A drug called Flumazenil is sometimes used to treat benzo overdose in hospitals, as it has the power to reverse any effects of benzodiazepine in the body. However, it also has a long list of potential dangerous side effects, which means it’s used less and less to treat overdoses.

Besides the risk of overdose, users struggling to acquire benzos to satisfy their addiction may be compelled to turn to other dangerous and illegal drugs, including opiates.

There is also a risk when driving and operating machinery under the immediate influence of benzos, as they can dull the user’s reflexes and motor skills.

The Telltale Signs Of Benzodiazepine Abuse

Benzo abuse may be incredibly common, but you might not even realize that you or someone you know has already formed a habit. So what are the warning signs?

If you’re concerned that a loved one may be abusing benzodiazepine, keep an eye out for the following telltale symptoms:

  • Slurred speech
  • Erratic and hostile moods
  • Trembling
  • Difficulty with focus and memory
  • Constricted pupils

If you’ve been taking benzos for a prolonged period of time and have been experiencing similar symptoms, it’s important that you seek help as soon as possible.

How To Get Help For Benzo Abuse And Addiction

Thanks to modern science, the age of dangerously addictive benzos may soon be over.

Swiss scientists are currently working on a new type of benzodiazepine that interacts with the brain in a less harmful way.

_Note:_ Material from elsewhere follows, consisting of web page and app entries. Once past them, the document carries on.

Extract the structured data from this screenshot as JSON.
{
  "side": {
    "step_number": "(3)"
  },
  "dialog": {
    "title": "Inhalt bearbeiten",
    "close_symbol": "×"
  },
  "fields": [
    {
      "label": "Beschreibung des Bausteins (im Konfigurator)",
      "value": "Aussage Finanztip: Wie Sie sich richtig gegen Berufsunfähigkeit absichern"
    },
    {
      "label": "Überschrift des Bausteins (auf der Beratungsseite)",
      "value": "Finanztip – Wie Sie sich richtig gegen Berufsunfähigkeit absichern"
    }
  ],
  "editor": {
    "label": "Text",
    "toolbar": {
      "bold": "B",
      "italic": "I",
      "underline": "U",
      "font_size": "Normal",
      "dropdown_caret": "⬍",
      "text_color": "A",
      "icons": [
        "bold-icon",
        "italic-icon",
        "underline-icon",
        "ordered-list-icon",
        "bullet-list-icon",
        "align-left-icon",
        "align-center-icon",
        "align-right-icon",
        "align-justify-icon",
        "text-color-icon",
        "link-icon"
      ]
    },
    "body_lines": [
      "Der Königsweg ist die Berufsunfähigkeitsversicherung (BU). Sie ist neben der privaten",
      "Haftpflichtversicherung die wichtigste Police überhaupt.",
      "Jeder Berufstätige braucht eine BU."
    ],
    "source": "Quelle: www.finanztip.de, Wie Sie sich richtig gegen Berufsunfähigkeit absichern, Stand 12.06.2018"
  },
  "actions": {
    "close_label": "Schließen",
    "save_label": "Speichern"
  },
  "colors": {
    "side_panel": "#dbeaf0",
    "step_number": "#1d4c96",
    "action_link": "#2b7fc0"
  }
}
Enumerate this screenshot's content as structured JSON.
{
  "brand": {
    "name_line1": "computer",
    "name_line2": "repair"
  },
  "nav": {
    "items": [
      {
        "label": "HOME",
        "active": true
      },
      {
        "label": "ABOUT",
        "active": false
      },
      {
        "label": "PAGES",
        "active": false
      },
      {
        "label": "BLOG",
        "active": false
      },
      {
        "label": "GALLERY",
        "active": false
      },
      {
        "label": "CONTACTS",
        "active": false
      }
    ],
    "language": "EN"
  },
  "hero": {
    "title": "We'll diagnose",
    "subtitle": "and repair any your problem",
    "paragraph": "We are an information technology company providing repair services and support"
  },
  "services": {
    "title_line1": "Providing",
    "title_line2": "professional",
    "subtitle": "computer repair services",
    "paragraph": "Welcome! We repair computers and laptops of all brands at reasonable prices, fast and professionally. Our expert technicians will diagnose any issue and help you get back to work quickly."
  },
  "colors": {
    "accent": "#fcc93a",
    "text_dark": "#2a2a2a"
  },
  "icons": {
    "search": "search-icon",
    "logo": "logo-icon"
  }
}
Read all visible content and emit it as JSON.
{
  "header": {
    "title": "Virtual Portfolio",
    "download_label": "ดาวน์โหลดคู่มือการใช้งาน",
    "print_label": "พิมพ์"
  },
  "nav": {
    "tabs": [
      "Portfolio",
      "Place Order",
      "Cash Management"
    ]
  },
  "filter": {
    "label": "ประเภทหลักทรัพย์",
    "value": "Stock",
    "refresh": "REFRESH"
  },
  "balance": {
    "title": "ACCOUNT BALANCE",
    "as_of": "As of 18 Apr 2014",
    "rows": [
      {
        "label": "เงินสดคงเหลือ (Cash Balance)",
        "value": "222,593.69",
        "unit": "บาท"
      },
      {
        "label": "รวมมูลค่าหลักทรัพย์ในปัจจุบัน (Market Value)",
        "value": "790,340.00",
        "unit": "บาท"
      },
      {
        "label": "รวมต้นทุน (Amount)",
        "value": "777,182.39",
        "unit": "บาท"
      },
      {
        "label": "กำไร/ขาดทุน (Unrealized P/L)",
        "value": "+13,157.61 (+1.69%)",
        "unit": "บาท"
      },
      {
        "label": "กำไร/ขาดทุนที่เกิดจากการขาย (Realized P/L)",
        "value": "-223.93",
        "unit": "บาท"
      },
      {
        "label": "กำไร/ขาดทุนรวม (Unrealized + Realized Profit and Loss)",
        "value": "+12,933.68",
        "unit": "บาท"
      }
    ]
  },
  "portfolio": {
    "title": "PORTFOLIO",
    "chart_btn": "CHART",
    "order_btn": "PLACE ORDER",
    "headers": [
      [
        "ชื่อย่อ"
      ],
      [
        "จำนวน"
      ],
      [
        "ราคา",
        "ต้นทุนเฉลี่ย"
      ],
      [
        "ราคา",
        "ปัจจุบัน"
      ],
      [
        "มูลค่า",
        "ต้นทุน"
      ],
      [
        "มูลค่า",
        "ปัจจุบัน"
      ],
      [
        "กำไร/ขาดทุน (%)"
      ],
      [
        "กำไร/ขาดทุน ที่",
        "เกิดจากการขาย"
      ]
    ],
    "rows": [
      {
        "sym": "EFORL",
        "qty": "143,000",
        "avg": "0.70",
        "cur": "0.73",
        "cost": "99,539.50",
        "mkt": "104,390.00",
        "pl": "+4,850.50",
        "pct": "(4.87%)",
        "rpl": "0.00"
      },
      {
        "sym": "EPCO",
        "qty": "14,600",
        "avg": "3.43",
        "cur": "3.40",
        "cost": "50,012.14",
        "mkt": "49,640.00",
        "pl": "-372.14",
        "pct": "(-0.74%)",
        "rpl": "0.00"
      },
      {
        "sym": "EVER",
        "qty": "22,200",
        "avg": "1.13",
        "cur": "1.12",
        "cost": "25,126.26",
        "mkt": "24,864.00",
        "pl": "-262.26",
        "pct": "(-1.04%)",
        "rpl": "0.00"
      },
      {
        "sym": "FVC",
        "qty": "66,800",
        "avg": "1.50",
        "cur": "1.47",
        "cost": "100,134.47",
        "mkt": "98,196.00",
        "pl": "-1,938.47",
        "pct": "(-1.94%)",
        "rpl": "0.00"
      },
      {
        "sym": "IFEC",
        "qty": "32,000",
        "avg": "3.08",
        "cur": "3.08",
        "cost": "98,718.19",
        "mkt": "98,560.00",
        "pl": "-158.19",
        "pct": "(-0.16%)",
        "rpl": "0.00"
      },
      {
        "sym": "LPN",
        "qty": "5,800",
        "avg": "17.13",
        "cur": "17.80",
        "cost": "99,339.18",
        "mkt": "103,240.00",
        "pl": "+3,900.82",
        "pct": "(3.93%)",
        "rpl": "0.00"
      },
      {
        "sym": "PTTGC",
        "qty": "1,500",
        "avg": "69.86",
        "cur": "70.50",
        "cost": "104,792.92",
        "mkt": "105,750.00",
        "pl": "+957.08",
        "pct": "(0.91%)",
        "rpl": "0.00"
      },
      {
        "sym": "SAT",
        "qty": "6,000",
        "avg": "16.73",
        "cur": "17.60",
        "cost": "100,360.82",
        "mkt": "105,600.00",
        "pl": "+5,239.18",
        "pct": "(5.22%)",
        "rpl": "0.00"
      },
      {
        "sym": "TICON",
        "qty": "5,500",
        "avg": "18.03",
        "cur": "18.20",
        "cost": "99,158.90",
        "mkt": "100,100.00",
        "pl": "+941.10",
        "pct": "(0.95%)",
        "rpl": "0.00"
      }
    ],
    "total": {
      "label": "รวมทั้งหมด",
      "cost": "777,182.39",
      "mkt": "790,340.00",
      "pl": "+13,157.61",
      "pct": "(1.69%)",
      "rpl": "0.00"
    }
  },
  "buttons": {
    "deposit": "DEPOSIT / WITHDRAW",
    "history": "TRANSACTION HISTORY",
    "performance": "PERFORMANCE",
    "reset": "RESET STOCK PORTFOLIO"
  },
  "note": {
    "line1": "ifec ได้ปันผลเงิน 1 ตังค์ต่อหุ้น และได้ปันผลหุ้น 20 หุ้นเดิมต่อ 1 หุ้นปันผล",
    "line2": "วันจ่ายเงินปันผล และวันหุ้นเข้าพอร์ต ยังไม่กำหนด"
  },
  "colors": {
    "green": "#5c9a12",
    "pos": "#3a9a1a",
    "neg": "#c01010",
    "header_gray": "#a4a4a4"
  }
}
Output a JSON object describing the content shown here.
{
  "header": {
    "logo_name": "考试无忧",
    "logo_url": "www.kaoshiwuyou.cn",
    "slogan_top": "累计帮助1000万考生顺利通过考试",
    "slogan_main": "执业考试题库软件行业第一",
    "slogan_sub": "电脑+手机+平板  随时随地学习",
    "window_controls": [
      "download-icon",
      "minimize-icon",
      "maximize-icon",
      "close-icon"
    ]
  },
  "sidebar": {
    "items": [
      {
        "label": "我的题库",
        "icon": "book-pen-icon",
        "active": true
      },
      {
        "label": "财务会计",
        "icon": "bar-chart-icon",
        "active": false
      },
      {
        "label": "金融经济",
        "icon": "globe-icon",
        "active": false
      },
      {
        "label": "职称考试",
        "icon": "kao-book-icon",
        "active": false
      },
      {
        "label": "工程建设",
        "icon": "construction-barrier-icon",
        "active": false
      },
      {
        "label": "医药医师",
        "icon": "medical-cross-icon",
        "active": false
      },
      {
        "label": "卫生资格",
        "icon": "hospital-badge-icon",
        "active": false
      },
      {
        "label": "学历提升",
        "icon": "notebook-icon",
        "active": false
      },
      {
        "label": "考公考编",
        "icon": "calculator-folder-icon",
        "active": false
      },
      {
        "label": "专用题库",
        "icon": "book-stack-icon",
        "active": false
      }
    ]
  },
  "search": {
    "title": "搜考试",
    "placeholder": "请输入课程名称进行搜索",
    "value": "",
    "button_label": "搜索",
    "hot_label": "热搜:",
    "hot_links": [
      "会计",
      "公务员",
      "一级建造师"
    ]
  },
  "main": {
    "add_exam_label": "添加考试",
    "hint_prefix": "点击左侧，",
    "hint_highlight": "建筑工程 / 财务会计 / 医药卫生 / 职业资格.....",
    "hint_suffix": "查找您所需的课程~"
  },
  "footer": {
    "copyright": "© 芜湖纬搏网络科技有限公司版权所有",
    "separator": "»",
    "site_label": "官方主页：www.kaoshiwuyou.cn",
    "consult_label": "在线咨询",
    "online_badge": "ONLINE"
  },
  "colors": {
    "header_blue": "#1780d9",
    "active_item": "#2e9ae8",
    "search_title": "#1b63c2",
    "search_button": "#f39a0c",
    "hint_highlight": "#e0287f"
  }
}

The hope is that certain receptors in the brain will not be affected, drastically reducing the risk of addiction.

After all, the easiest way to conquer benzo addiction is by not allowing users to form these habits in the first place. If you’ve recently been prescribed benzos for a medical condition, keep in mind the powerful addictive potential when taken over a long period of time and be sensible with your dosage.

While a less-addictive benzodiazepine is good news for those who may require prescriptions in the future, it still doesn’t address the thousands of American currently living with benzo addiction.

There’s no denying that benzodiazepine addiction is hard to overcome. But perhaps the hardest part of giving up benzos is deciding that you really don’t need them at all.

You may be hesitant to give up benzodiazepines, since withdrawals are no walk in the park. It’s important to work with your doctor and chosen treatment facility to gradually wean yourself off benzos in order to make the experience a little easier.

Remember: many people have kicked their unhealthy addictions. With the right treatment, you can do the same and start living your life to its full potential.


National Institute of Drug Abuse

National Center for Biotechnology Information

Center for Substance Abuse Research

National Institute of Health

Women’ Health Data


US News